_Action item:_ A faithful repeat of all the records, with no image kept, is the required answer.

Items listed in a dataset:
--- START ---
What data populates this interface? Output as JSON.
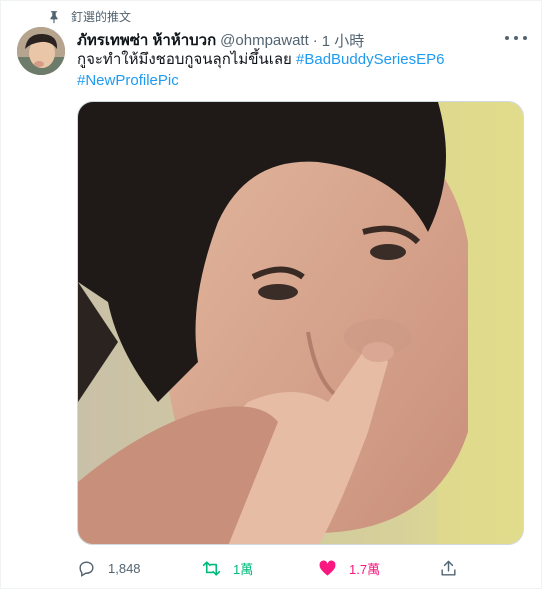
{
  "pinned": {
    "label": "釘選的推文",
    "icon": "pin-icon"
  },
  "author": {
    "display_name": "ภัทรเทพซ่า ห้าห้าบวก",
    "handle": "@ohmpawatt",
    "separator": "·",
    "time": "1 小時"
  },
  "tweet": {
    "text": "กูจะทำให้มึงชอบกูจนลุกไม่ขึ้นเลย",
    "hashtags": [
      "#BadBuddySeriesEP6",
      "#NewProfilePic"
    ]
  },
  "media": {
    "icon": "photo-closeup-boy-thumb-on-lip"
  },
  "actions": {
    "reply": {
      "count": "1,848",
      "icon": "reply-icon"
    },
    "retweet": {
      "count": "1萬",
      "icon": "retweet-icon"
    },
    "like": {
      "count": "1.7萬",
      "icon": "heart-icon"
    },
    "share": {
      "icon": "share-icon"
    }
  },
  "colors": {
    "accent": "#1d9bf0",
    "retweet": "#00ba7c",
    "like": "#f91880",
    "secondary_text": "#536471"
  }
}
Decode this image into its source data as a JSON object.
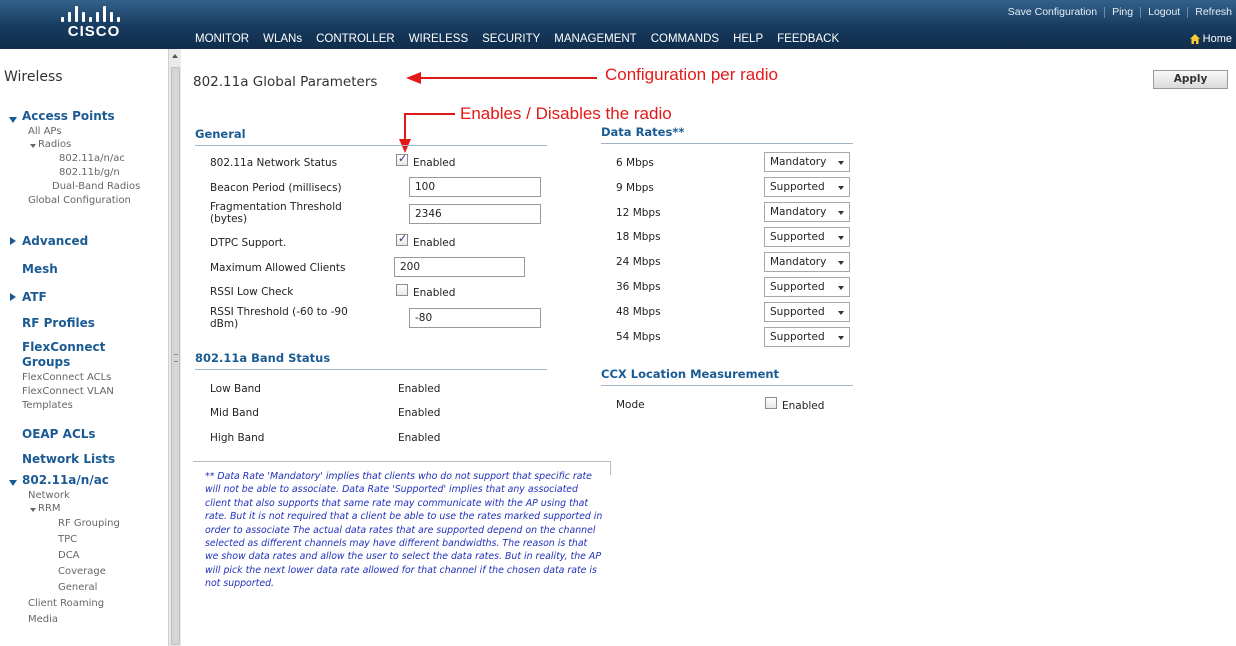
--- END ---
_Task result:_
What data populates this interface? Output as JSON.
{
  "pinned": {
    "label": "釘選的推文",
    "icon": "pin-icon"
  },
  "author": {
    "display_name": "ภัทรเทพซ่า ห้าห้าบวก",
    "handle": "@ohmpawatt",
    "separator": "·",
    "time": "1 小時"
  },
  "tweet": {
    "text": "กูจะทำให้มึงชอบกูจนลุกไม่ขึ้นเลย",
    "hashtags": [
      "#BadBuddySeriesEP6",
      "#NewProfilePic"
    ]
  },
  "media": {
    "icon": "photo-closeup-boy-thumb-on-lip"
  },
  "actions": {
    "reply": {
      "count": "1,848",
      "icon": "reply-icon"
    },
    "retweet": {
      "count": "1萬",
      "icon": "retweet-icon"
    },
    "like": {
      "count": "1.7萬",
      "icon": "heart-icon"
    },
    "share": {
      "icon": "share-icon"
    }
  },
  "colors": {
    "accent": "#1d9bf0",
    "retweet": "#00ba7c",
    "like": "#f91880",
    "secondary_text": "#536471"
  }
}
Decode this image into its source data as a JSON object.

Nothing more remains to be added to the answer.